Road Trip: Mexico City
By Adam H. Graham
Day Two: Zit'cuaro to San Miguel de Allende
MORNING:Mornings are exceptionally golden along these roads, so head out early past Uruapan toward mysterious San Juan Par'cutin, a town buried by lava when a local volcano erupted in 1943. Explore the ruins from the sleepy mountain town of Angahuan (25 minutes from Uruapan), where a 30-minute trail leads to a colonial church steeple that protrudes through hardened lava. Back in the village, Veronica Amado, who prepared her homemade dishes for the UNESCO folks in Paris when Mexico nominated its cuisine for World Heritage status, serves lunch in her tidy house, overseen by a somewhat crazy (and thankfully penned) bull. (+52-452-452-8121).
AFTERNOON: Head two hours north to San Miguel de Allende via Mex-15 and Mex-51. San Miguel is said to have the same natural light as Florence, Italy, which explains why so many painters, writers, and artists have made it their home. A stroll to the Instituto Allende (Ancha de San Antonio 20, +52-415-152-0190), established in 1951, is a good way to get a sense of the town. Find a wrought iron bench under one of the many purple-blossomed jacaranda trees and admire the campus, once a luxurious country estate. The institute's Galer'a La P'rgola showcases excellent exhibits of modern Mexican art.An evening on the town's bustling z'calo, El Jardin, is a must. It's hard not to be mesmerized by the magnificent La Parroquia church's Gothic pink granite steeple. Position yourself at Restaurant del Jardin (Portal Allende 2, +52-415-152-5006), which sits in the shadow of La Parroquia. Sip on micheladas (beer, lime, pepper) and dig into chilaquiles and tacos.

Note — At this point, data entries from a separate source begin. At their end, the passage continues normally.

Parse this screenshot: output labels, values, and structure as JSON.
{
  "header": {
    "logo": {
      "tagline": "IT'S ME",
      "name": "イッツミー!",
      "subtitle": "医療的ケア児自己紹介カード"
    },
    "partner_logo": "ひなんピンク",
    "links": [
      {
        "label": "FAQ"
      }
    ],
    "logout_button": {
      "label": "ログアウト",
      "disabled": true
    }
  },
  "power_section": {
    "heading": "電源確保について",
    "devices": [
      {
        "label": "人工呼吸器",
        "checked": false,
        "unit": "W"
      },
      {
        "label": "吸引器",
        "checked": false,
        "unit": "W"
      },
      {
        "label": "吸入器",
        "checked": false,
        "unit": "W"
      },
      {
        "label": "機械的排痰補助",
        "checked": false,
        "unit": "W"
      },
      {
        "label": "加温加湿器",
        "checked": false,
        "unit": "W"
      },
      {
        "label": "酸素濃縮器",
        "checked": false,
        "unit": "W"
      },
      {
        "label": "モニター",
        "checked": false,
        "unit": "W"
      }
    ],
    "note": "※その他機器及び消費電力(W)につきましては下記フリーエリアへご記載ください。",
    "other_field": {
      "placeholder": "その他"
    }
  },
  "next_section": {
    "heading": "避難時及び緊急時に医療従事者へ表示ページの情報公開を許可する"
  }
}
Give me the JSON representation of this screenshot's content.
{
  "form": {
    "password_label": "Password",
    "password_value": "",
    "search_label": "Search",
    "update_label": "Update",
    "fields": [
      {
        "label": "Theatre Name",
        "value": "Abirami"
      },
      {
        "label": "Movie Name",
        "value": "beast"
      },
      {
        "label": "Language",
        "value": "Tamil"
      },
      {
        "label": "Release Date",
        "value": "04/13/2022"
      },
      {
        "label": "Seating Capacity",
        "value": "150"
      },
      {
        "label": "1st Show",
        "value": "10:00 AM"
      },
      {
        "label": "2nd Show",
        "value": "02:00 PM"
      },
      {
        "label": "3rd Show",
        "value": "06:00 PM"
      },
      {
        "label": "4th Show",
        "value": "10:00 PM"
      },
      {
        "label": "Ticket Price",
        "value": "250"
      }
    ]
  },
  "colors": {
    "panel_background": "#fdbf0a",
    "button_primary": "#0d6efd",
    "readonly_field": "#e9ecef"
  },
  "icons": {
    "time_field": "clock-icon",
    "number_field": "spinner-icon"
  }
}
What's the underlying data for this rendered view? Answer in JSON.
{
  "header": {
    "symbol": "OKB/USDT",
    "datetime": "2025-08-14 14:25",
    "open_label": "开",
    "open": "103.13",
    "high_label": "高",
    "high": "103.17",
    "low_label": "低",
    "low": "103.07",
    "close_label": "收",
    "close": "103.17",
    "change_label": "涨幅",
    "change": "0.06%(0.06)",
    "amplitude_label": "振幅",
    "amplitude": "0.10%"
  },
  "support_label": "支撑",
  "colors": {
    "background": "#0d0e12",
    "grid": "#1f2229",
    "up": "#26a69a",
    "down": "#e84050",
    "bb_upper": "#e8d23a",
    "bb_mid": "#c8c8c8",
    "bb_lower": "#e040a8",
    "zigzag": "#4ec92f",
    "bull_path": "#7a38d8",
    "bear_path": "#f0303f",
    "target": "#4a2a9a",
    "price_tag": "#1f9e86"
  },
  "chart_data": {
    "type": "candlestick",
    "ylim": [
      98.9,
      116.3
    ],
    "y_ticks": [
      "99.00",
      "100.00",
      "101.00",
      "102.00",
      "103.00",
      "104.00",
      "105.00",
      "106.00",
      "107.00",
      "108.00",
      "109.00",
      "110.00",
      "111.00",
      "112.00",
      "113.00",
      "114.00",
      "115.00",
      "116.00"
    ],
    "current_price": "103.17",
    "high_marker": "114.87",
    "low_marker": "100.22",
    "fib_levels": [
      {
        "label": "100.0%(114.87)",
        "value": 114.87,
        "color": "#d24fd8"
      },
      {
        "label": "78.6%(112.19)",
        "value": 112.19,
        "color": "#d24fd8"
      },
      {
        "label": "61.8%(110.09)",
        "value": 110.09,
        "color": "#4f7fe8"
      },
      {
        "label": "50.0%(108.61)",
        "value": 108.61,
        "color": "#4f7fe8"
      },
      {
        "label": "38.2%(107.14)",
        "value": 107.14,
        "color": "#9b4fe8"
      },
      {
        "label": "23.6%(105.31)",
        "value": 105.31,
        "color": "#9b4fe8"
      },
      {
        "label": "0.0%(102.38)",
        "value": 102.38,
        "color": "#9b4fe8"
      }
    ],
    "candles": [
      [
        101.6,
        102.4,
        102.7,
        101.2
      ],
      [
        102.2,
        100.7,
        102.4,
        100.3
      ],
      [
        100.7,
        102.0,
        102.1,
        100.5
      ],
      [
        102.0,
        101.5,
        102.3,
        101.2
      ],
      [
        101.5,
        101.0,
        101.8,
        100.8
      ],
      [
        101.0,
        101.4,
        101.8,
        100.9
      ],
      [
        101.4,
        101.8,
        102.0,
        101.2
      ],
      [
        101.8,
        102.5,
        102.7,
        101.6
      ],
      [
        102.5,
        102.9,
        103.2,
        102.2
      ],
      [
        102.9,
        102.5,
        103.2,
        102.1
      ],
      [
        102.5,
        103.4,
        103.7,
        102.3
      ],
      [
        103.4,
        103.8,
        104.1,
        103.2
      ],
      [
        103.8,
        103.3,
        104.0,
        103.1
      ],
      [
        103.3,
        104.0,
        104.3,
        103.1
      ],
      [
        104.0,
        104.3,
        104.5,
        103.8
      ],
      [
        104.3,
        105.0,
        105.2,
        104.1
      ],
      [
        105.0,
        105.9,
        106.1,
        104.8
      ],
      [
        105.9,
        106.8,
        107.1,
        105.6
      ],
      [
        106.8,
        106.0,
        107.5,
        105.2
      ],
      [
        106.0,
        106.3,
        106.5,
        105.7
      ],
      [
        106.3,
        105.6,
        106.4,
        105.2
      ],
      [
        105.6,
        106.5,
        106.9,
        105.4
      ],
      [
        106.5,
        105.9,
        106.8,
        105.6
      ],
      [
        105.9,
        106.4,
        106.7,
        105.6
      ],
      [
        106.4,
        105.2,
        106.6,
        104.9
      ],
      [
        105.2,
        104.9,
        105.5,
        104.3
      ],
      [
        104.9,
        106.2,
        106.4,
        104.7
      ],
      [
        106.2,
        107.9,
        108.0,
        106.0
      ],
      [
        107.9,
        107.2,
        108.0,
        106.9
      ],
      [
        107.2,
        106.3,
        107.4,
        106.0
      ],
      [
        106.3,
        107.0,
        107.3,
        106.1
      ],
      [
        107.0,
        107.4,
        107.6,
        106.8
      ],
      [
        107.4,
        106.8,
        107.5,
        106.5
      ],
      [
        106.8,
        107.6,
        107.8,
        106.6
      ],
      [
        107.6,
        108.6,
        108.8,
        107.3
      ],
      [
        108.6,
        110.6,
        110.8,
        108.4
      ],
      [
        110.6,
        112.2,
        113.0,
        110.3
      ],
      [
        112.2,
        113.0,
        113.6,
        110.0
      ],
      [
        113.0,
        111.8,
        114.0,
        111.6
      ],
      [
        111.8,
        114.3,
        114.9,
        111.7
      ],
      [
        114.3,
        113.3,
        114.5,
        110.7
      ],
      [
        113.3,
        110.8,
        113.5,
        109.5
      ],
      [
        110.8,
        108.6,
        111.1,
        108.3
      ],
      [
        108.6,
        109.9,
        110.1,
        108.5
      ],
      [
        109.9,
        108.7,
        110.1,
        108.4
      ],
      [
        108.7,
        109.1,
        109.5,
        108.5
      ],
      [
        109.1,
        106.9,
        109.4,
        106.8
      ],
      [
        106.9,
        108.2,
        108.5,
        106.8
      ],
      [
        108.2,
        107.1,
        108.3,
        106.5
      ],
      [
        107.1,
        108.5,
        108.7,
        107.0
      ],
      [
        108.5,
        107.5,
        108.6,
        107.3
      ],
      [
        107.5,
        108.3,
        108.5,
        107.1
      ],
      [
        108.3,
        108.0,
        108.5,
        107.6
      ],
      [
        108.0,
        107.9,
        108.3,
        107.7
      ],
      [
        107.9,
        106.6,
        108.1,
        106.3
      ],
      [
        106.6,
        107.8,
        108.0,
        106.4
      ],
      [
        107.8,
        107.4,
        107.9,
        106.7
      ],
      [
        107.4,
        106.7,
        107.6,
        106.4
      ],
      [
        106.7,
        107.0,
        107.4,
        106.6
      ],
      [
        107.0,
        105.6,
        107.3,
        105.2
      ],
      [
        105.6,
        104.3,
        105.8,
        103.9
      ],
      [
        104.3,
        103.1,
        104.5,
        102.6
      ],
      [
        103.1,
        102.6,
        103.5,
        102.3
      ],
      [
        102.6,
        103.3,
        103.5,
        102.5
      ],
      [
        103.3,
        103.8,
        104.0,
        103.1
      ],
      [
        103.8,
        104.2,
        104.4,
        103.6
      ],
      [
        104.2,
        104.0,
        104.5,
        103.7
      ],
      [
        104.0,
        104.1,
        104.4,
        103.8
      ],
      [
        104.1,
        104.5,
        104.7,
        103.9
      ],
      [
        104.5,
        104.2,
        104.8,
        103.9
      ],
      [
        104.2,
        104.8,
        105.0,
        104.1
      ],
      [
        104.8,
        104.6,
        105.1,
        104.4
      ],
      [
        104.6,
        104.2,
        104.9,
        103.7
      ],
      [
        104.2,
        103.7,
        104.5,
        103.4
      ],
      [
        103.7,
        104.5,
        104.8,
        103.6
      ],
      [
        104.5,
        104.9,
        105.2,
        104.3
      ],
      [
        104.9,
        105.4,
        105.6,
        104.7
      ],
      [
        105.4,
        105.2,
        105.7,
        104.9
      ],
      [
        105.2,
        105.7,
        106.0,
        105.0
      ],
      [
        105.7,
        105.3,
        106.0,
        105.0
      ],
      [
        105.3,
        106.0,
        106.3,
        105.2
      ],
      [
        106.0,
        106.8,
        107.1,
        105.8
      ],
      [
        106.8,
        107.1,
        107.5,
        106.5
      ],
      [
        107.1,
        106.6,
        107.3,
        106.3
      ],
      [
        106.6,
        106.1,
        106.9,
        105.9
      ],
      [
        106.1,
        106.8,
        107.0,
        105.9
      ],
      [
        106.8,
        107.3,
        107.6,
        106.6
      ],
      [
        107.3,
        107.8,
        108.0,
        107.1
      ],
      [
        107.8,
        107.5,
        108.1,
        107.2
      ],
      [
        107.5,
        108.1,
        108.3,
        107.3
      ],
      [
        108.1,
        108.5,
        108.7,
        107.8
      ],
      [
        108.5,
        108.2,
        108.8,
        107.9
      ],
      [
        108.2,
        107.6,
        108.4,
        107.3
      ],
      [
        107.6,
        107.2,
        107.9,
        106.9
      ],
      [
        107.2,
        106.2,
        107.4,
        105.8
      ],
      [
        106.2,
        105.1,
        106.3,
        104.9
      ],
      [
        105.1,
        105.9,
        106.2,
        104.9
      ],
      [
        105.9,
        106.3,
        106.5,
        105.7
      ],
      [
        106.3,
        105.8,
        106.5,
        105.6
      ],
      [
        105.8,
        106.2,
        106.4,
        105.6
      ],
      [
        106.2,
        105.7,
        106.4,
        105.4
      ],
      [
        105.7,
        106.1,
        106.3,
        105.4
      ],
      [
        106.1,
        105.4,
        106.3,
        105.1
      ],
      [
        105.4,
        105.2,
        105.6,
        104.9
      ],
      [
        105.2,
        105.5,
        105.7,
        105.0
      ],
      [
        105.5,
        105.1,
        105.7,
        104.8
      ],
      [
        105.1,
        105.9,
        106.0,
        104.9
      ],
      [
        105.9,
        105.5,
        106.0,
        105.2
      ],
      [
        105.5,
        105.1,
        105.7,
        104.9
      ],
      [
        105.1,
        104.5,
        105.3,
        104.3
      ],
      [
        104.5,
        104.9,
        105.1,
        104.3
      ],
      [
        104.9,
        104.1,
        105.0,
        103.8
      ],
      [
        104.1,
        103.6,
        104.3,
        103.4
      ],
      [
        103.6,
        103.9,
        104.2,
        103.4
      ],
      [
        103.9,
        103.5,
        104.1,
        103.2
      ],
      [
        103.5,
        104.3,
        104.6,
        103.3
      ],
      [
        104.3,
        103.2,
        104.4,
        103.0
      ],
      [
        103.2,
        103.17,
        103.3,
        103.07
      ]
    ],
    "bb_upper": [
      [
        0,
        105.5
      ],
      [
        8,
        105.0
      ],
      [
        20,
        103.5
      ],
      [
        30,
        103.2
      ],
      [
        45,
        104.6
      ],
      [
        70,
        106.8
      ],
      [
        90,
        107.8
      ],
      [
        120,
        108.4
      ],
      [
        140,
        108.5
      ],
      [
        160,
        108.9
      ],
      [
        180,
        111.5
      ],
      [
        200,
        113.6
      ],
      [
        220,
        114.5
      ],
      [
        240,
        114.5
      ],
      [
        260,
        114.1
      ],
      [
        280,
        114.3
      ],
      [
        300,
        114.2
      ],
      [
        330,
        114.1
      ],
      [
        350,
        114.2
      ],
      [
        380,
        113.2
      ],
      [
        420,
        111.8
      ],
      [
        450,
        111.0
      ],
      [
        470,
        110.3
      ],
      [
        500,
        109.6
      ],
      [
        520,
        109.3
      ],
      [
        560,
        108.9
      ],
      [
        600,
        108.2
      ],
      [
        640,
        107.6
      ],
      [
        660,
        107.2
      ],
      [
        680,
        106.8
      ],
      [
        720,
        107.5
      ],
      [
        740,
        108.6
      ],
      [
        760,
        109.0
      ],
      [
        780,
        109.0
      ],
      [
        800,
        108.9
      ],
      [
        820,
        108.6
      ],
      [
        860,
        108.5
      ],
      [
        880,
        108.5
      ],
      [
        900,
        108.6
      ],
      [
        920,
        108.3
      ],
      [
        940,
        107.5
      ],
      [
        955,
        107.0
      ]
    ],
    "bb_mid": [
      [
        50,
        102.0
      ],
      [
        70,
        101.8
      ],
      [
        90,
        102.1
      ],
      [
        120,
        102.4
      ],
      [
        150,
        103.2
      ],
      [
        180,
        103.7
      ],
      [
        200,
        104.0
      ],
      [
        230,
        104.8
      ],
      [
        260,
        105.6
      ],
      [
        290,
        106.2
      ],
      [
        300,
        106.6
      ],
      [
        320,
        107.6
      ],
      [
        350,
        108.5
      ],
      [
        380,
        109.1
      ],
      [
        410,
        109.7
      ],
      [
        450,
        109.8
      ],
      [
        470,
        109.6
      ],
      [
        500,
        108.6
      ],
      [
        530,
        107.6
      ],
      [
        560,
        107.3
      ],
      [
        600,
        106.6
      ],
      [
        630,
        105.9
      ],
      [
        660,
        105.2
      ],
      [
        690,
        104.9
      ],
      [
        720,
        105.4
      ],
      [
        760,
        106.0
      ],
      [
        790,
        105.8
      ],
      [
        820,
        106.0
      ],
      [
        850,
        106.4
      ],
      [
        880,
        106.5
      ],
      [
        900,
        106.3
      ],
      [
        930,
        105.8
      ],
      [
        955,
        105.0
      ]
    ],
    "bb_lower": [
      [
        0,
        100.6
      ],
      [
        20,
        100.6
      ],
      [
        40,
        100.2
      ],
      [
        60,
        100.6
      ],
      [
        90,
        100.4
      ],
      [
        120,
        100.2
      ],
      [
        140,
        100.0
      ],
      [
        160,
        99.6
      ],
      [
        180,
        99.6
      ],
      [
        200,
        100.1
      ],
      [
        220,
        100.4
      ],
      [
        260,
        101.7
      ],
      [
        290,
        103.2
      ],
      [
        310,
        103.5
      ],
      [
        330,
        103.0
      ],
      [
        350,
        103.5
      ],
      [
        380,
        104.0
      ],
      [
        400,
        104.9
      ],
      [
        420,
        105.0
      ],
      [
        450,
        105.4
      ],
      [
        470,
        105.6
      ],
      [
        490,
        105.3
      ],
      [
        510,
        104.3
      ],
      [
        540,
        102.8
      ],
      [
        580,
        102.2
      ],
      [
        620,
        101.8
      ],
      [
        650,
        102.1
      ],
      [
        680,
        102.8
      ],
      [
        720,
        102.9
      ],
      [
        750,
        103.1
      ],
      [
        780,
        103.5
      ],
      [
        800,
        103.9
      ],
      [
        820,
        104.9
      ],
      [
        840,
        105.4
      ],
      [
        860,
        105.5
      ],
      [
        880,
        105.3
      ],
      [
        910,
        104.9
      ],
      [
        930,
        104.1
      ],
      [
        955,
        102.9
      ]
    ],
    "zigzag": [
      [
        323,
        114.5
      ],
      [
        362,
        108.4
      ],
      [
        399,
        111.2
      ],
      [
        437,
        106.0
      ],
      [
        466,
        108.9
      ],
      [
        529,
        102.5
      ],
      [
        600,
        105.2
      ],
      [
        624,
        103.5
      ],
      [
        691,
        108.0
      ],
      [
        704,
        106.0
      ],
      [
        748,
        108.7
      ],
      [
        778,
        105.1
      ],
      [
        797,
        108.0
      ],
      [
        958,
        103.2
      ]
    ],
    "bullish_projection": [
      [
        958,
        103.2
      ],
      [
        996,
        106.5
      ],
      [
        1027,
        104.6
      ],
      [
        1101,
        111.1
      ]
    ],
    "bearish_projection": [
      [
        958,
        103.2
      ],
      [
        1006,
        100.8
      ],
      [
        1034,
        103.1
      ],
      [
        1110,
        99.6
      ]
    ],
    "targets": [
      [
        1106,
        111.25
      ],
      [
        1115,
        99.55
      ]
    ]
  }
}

SLEEP: Gay-owned Las Terrazas San Miguel (Santo Domingo 3, +52-415-152-5028) is run by American expats and made up of four tastefully furnished casitas. The Casa de Sierra Nevada (Hospico 42, +52-415-152-7040) is run by the Orient-Express Hotels and was built as an archbishop's residence in 1580.